- Install floodlights around your home that are motion activated. Coyotes like to wander in the dark where they feel that they are not easily spotted. Stumbling on a motion light might startle them and cause them to think twice before coming closer to your house.
- Pick up your pets’ poop. Coyotes can smell your pet’s poop and might get more curious about visiting your property for a potential meal.
- Spraying odor deterrents such as wolf or mountain lion “urine” around your property may work. However, there is no hard evidence proving these sprays actually will deter coyotes, and the sprays must be continuously reapplied to the desired areas as they can be washed away.
- When you are walking your smaller dogs, check out the Coyote vests! These spiked vests sure are funny looking, but they protect your smaller dog from being quickly taken away by a coyote or other predator! The coyote vest will not guarantee your pet is completely safe from being grabbed or attacked by a coyote. Still, it will slow any predators down, and even make them hesitate to attack your pet. Check out the story behind the coyote vest, and the amusing pictures on the Coyote Vest Website.

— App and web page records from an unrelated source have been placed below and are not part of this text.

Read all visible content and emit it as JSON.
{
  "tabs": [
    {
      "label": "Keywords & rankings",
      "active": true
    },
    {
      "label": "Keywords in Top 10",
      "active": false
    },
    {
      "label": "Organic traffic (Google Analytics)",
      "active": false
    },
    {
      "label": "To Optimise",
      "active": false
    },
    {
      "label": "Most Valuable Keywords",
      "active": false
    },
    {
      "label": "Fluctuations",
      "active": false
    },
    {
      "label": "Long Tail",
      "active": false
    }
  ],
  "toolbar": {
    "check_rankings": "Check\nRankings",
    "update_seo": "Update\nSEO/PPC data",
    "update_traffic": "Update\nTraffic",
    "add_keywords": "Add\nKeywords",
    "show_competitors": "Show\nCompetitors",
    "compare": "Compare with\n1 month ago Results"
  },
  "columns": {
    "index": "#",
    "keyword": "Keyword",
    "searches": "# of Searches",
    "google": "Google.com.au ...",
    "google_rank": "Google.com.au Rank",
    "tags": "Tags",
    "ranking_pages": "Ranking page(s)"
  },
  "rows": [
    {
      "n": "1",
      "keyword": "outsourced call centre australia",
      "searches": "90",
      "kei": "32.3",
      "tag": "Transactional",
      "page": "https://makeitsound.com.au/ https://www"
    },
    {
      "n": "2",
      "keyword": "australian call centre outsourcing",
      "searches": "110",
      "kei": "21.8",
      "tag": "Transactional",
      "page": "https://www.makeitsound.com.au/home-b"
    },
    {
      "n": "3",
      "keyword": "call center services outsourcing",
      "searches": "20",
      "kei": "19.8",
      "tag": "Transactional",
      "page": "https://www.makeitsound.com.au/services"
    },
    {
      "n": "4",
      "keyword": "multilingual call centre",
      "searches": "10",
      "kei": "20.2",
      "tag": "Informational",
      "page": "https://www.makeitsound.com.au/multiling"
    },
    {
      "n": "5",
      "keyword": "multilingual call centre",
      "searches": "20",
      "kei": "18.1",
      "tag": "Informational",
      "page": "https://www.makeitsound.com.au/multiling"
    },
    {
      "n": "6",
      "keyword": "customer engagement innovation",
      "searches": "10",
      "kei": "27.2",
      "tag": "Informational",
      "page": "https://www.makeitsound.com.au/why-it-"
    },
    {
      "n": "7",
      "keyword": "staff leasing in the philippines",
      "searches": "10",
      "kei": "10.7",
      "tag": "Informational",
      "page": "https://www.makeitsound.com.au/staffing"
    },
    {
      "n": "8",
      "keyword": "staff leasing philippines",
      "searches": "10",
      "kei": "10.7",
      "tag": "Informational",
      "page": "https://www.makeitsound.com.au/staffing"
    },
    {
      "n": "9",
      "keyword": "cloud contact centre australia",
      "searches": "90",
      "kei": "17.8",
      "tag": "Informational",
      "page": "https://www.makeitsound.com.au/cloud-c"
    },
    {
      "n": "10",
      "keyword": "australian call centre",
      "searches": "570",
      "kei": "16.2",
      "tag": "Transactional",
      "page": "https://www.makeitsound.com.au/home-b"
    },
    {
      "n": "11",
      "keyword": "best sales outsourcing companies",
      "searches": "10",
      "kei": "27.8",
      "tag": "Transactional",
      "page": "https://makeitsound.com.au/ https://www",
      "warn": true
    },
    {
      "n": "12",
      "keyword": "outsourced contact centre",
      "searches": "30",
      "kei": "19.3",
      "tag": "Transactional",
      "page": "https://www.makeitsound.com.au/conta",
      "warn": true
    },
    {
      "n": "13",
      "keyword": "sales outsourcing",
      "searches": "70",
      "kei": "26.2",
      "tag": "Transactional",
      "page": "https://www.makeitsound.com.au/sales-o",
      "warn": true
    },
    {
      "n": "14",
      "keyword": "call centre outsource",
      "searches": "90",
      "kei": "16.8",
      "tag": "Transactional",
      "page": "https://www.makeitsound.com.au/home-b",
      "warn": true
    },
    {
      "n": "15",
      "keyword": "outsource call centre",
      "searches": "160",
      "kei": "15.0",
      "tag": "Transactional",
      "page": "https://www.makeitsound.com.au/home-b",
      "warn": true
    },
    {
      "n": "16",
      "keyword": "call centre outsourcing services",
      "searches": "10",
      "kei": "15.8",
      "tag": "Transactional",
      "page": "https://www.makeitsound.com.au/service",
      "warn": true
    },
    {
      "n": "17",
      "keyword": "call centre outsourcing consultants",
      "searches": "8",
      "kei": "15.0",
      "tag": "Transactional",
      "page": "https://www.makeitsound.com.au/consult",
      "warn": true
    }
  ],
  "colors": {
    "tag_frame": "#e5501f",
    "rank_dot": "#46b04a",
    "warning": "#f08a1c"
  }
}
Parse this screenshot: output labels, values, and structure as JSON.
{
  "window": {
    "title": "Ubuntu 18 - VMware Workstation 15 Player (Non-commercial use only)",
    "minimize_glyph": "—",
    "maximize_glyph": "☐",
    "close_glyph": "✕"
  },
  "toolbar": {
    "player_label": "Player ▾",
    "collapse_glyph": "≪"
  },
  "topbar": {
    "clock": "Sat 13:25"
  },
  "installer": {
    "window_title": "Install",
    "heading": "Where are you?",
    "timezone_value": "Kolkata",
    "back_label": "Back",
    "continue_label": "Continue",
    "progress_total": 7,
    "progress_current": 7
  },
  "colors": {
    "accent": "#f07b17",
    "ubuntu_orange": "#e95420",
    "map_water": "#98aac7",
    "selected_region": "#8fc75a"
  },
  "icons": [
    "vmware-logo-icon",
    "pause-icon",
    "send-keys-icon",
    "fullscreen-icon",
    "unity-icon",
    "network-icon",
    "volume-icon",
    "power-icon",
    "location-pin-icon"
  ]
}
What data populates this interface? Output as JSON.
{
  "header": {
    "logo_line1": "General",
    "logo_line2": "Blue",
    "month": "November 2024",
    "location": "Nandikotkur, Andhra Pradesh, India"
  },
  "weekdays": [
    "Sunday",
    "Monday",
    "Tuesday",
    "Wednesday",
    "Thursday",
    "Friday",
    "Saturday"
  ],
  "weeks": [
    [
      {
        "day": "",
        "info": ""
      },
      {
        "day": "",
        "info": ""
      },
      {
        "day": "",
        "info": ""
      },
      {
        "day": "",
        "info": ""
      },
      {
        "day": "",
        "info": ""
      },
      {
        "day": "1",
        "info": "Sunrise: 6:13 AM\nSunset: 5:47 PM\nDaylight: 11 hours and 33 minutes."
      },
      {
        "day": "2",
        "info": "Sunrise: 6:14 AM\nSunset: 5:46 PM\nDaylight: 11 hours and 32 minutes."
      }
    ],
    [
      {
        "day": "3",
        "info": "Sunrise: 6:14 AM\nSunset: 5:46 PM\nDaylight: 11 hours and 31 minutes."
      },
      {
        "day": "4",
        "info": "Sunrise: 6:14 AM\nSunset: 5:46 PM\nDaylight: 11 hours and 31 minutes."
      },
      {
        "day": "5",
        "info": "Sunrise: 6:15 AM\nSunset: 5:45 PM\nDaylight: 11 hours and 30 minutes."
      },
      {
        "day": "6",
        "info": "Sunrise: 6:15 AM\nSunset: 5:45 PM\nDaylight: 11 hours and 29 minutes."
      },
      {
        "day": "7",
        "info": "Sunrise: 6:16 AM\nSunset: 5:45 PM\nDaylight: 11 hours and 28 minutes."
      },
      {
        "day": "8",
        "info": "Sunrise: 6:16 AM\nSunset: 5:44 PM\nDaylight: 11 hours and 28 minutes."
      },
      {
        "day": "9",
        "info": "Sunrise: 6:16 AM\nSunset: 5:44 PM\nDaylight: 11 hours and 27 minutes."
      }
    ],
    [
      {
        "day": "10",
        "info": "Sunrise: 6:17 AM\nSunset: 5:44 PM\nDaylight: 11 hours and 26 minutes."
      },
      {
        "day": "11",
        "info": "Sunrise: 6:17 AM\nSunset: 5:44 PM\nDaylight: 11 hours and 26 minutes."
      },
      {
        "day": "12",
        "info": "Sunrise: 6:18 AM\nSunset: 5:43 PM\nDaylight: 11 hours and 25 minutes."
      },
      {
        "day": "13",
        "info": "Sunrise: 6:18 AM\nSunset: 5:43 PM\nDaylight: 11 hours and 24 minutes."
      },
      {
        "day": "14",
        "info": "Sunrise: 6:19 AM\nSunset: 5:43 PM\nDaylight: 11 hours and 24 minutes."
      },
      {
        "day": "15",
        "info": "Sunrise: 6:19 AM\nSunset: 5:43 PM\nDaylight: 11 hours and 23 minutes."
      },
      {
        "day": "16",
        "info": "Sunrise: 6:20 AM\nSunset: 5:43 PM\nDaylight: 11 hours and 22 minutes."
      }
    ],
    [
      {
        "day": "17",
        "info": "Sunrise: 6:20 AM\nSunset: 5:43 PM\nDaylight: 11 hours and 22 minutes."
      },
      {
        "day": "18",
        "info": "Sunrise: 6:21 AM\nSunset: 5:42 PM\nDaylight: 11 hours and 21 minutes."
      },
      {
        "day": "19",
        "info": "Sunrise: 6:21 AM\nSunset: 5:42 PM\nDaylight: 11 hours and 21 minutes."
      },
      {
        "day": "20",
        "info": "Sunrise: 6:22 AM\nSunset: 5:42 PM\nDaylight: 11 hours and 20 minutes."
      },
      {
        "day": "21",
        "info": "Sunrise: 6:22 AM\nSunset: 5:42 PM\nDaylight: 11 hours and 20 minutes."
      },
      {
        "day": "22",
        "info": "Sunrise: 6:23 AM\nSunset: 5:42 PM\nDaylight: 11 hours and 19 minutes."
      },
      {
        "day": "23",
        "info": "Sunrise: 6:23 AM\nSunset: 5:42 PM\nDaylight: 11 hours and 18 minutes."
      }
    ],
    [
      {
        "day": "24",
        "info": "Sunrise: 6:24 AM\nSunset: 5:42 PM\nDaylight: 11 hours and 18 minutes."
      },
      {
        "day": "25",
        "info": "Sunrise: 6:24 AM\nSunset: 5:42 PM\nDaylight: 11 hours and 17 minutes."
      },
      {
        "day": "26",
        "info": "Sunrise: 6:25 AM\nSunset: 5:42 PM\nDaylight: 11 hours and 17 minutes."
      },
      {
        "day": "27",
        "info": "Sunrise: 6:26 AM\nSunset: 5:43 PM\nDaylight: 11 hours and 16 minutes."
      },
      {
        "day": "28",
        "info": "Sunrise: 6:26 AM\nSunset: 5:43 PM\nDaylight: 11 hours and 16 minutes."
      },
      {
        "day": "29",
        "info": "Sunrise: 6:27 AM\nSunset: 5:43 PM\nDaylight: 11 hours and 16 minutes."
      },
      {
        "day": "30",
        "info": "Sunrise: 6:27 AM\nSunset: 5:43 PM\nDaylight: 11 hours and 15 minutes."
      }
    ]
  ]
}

Prevention is the safest solution
Ultimately the more opportunities we have to keep coyotes in the wild, the better off our homes, neighborhoods, and pets will be. Preventing coyotes from roaming your house and community is the safest solution to ensure your homes and pets are safe. If you have spotted coyotes near your neighborhood, alert your neighbors and encourage them to be on the watch. With safe practices and diligence, you and your community can remain safe and coyote free.